Classified government documents released by Wikileaks reveal that in 2009, three Cuban spies – two of whom were expelled from the US — met with officials from the US Interests Section in Havana for discussions on imprisoned US citizen, Alan Gross. After some initial stonewalling, the diplomat-spies eventually agreed to allow U.S. officials to visit Gross, who was arrested in early December and was being held at the infamous Villa Marista state security prison.
The three Cuban spies, Josefina Vidal Ferreiro, Johana Tablada de la Torre, and Eduardo Martinez Borbonet, served in the North America Division in the Ministry of Foreign Affairs (MINREX). Their assignments, respectively, were Division Director, Division Deputy Director, and Counselor. Given the diplomatic posting, all three may have continued involvement in the handling of Alan Gross for an extended period. One — Josefina Vidal – remains Havana’s lead official regarding U.S.-Cuban relations and is highly visible on this issue.
Background on the three spies
Little is publicly known about Josefina Vidal. In May 2003, the US expelled 14 Cuban diplomats for espionage. Seven diplomats were based at the Cuban Mission to the United Nations and seven at the Interests Section. Among the seven Washington-based spies declared Persona Non Grata was First Secretary Jose Anselmo Lopez Perera. His wife, First Secretary Josefina de la C. Vidal, also known to the US as a Cuban Intelligence Officer, voluntarily accompanied her expelled spouse back to Cuba. Her affiliation among Havana’s five intelligence services remains unclear.
Vidal’s single identified success is her support to the influential Council on Foreign Relations (CFR); in particular, Julia E. Sweig, a CFR Senior Fellow and Deputy Director of the Latin America Program. In her book, Inside the Cuban Revolution: Fidel Castro and the Urban Underground , Sweig profusely thanked six Cuban spies for assisting her with her research. The six Intelligence Officers were Jose Antonmio Arbesu, Ramon Sanchez Parodi, Fernando Garcia Bielsa, Hugo Yedra, Jose Gomez Abad and Josefina Vidal.
In contrast, reporting on Johanna Tablada is so extensive it is attached here as a separate file: Activities of Cuban Spy Johanna Tablada.

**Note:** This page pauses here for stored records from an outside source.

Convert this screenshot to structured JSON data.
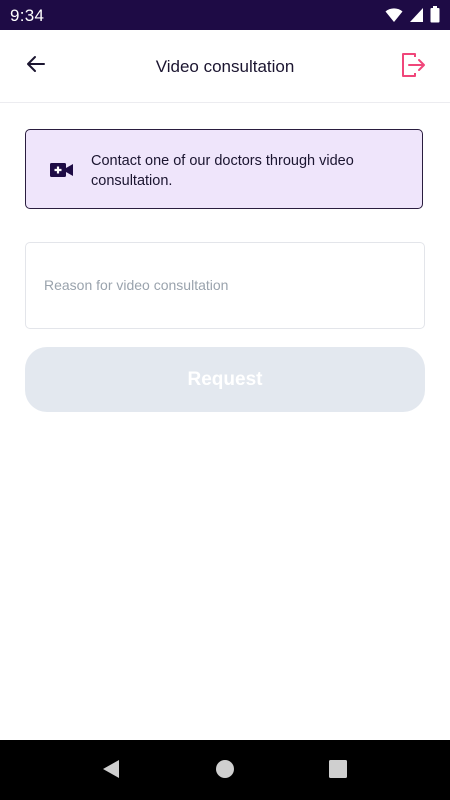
{
  "status_bar": {
    "time": "9:34",
    "icons": [
      "wifi-icon",
      "cell-signal-icon",
      "battery-icon"
    ]
  },
  "app_bar": {
    "title": "Video consultation",
    "back_icon": "arrow-left-icon",
    "logout_icon": "logout-icon"
  },
  "info_card": {
    "icon": "video-plus-icon",
    "text": "Contact one of our doctors through video consultation."
  },
  "reason_field": {
    "placeholder": "Reason for video consultation",
    "value": ""
  },
  "request_button": {
    "label": "Request",
    "enabled": false
  },
  "nav_bar": {
    "icons": [
      "back-triangle-icon",
      "home-circle-icon",
      "recents-square-icon"
    ]
  },
  "colors": {
    "status_bar": "#1e0b45",
    "accent": "#f0467a",
    "card_bg": "#efe5fb",
    "button_disabled": "#e3e8ef"
  }
}
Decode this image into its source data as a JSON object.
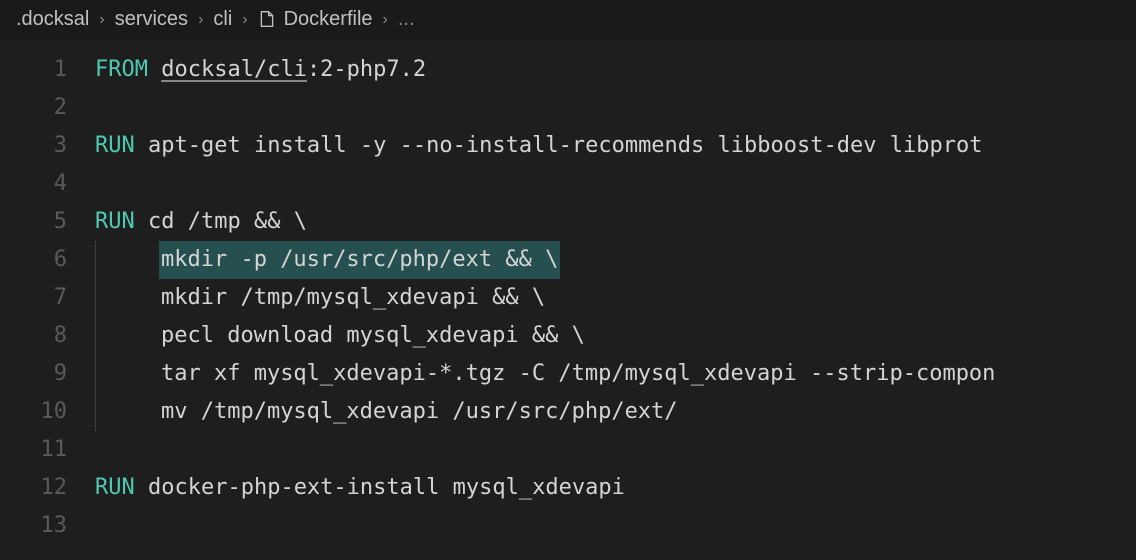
{
  "breadcrumbs": {
    "items": [
      ".docksal",
      "services",
      "cli",
      "Dockerfile",
      "..."
    ]
  },
  "line_numbers": [
    "1",
    "2",
    "3",
    "4",
    "5",
    "6",
    "7",
    "8",
    "9",
    "10",
    "11",
    "12",
    "13"
  ],
  "code": {
    "line1": {
      "keyword": "FROM",
      "image": "docksal/cli",
      "tag": ":2-php7.2"
    },
    "line3": {
      "keyword": "RUN",
      "cmd": " apt-get install -y --no-install-recommends libboost-dev libprot"
    },
    "line5": {
      "keyword": "RUN",
      "cmd": " cd /tmp && \\"
    },
    "line6": {
      "indent": "    ",
      "cmd": "mkdir -p /usr/src/php/ext && \\"
    },
    "line7": {
      "indent": "    ",
      "cmd": "mkdir /tmp/mysql_xdevapi && \\"
    },
    "line8": {
      "indent": "    ",
      "cmd": "pecl download mysql_xdevapi && \\"
    },
    "line9": {
      "indent": "    ",
      "cmd": "tar xf mysql_xdevapi-*.tgz -C /tmp/mysql_xdevapi --strip-compon"
    },
    "line10": {
      "indent": "    ",
      "cmd": "mv /tmp/mysql_xdevapi /usr/src/php/ext/"
    },
    "line12": {
      "keyword": "RUN",
      "cmd": " docker-php-ext-install mysql_xdevapi"
    }
  },
  "chevron": "›"
}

Martinez Borbonet’s history is covered in detail below in the Cuba Confidential story, Expelled Spies Lead Cuban Embassy in Nicaragua, published on May 4, 2012.